Arizona has a long way to go in its rebuild. The Cardinals are 2-10 after Sunday’s loss. They’re putting themselves in position to select one of the top two quarterbacks in the draft, if they want. But that won’t solve their biggest issue.
Frank Reich’s job security: On fourth-and-6 and less than two minutes left, with the Panthers still in the game trailing 17-10 against the Tennessee Titans, the Panthers threw a screen pass behind the line of scrimmage to receiver D.J. Chark. It was stopped for no gain. The Titans went in victory formation after that and won 17-10.
There’s not one play that would cost Reich his job as Carolina’s head coach. The Panthers are 1-10. There haven’t been a lot of good plays. But calling that play on fourth down and watching it get immediately stopped has to make owner David Tepper even more upset. His team didn’t trust rookie quarterback Bryce Young at all in that situation and a winnable game turned into another loss.
Reich might be a one-and-done coach. Having an impatient owner doesn’t help. The Panthers are by far the worst team in the NFL, doesn’t have its 2024 first-round draft pick because it was traded to the Chicago Bears so they could draft Young, and aren’t offering a lot of hope. It might not end well for Reich.
Cincinnati Bengals’ sad season: The Bengals got a look at what’s to come for the rest of this season.
With Joe Burrow, the Bengals probably would have beat an offensively challenged Pittsburgh Steelers. But there was a reason Jake Browning had been in the NFL since 2019 but hadn’t thrown a pass in the regular season until this month. The Bengals struggled to move the ball and the Steelers escaped with a 16-10 win. Cincinnati had just 222 yards of offense.
The Bengals were supposed to be Super Bowl contenders this season and despite a slow start, still had a shot to get in the playoffs and make some noise. Then Burrow suffered a season-ending wrist injury. If there were any hope that Browning could pull a Nick Foles and lead the Bengals somewhere off the bench, that died pretty fast on Sunday.
It’s looking like a depressing final stretch of the season coming up for the Bengals.
Mac Jones, at least one more time: Why did the New England Patriots start Jones?
When Jones was benched in London with less than two minutes left in a close game, that seemed to be a wrap for his time as the Patriots’ starting quarterback. But after a week of strange secrecy from the Patriots, Jones got the nod against the New York Giants on Sunday. It turned out exactly how anyone would have predicted.
Jones was awful. He threw a handful of passes that no NFL quarterback should throw. And at halftime, with the Patriots stuck on zero points, he was benched. It was the fourth time he has been benched during a game this season. The biggest question this time was why he started in the first place.
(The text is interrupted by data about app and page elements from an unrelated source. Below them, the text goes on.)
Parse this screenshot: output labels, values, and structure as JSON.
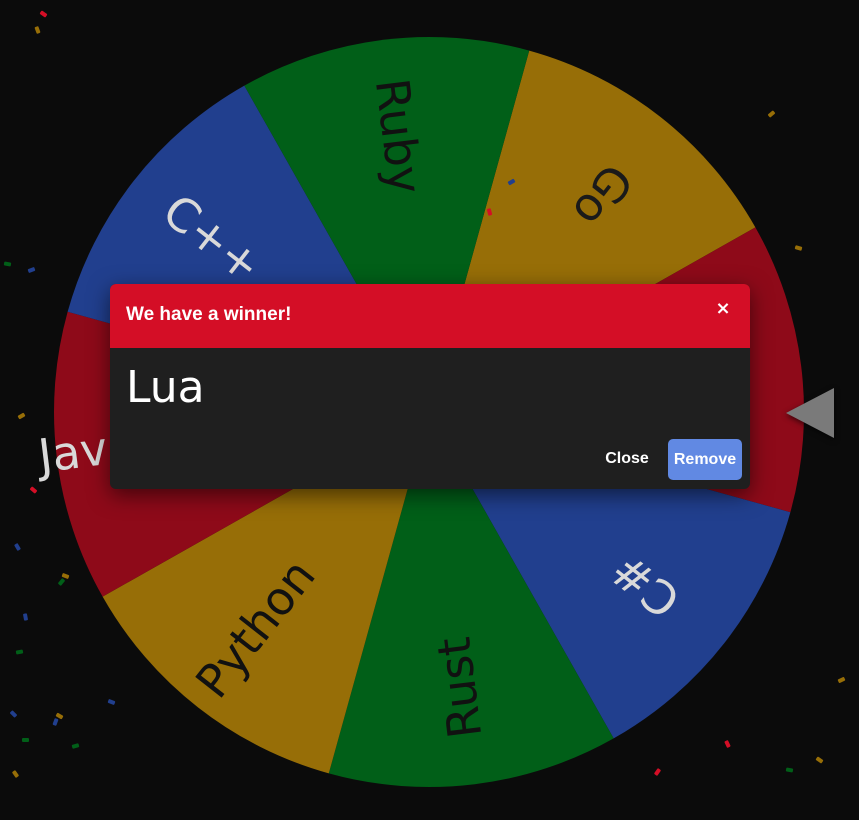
{
  "wheel": {
    "segments": [
      {
        "label": "Go",
        "color": "#976e07",
        "text_color": "#1a1a1a"
      },
      {
        "label": "Lua",
        "color": "#8e0a19",
        "text_color": "#d9d9d9"
      },
      {
        "label": "C#",
        "color": "#213f8e",
        "text_color": "#d9d9d9"
      },
      {
        "label": "Rust",
        "color": "#015f18",
        "text_color": "#111111"
      },
      {
        "label": "Python",
        "color": "#976e07",
        "text_color": "#111111"
      },
      {
        "label": "JavaScript",
        "color": "#8e0a19",
        "text_color": "#d9d9d9"
      },
      {
        "label": "C++",
        "color": "#213f8e",
        "text_color": "#d9d9d9"
      },
      {
        "label": "Ruby",
        "color": "#015f18",
        "text_color": "#111111"
      }
    ],
    "pointer_icon": "triangle-pointer-icon"
  },
  "modal": {
    "title": "We have a winner!",
    "close_icon": "×",
    "winner": "Lua",
    "close_label": "Close",
    "remove_label": "Remove",
    "header_color": "#d40e26",
    "remove_color": "#6189e3"
  }
}
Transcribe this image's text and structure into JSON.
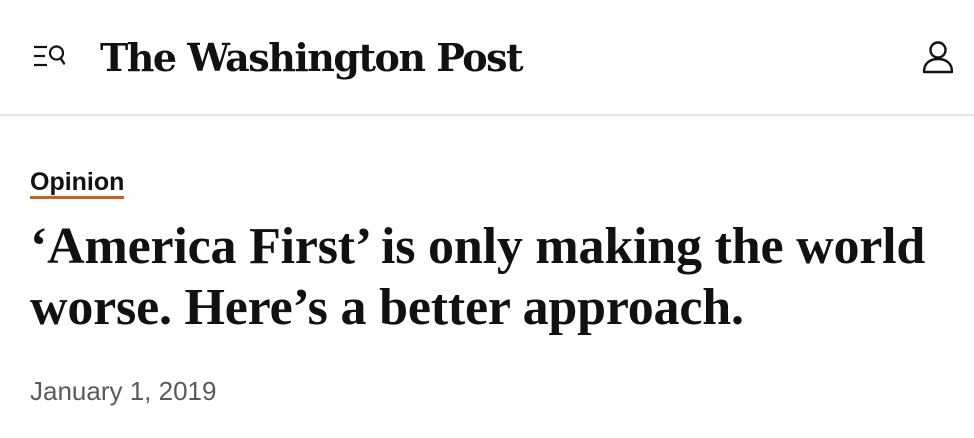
{
  "header": {
    "menu_icon": "menu-search-icon",
    "logo_text": "The Washington Post",
    "account_icon": "user-icon"
  },
  "article": {
    "section": "Opinion",
    "headline": "‘America First’ is only making the world worse. Here’s a better approach.",
    "date": "January 1, 2019"
  },
  "colors": {
    "text": "#111111",
    "date_text": "#5a5a5a",
    "kicker_underline": "#c95f22",
    "divider": "#e5e5e5"
  }
}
Bailey Zappe came in and gave the Patriots a spark, at least for a while. He led a touchdown drive to tie the game. Then he threw an interception that led to a Giants field goal, but shook that off. He got the Patriots in position to kick a game-tying 35-yard field goal, but rookie Chad Ryland — who the talent-poor Patriots drafted in the fourth round — missed the short attempt and the Giants won, 10-7. Maybe the Patriots would have won it earlier if they hadn’t made a weird, bad decision to start Jones again.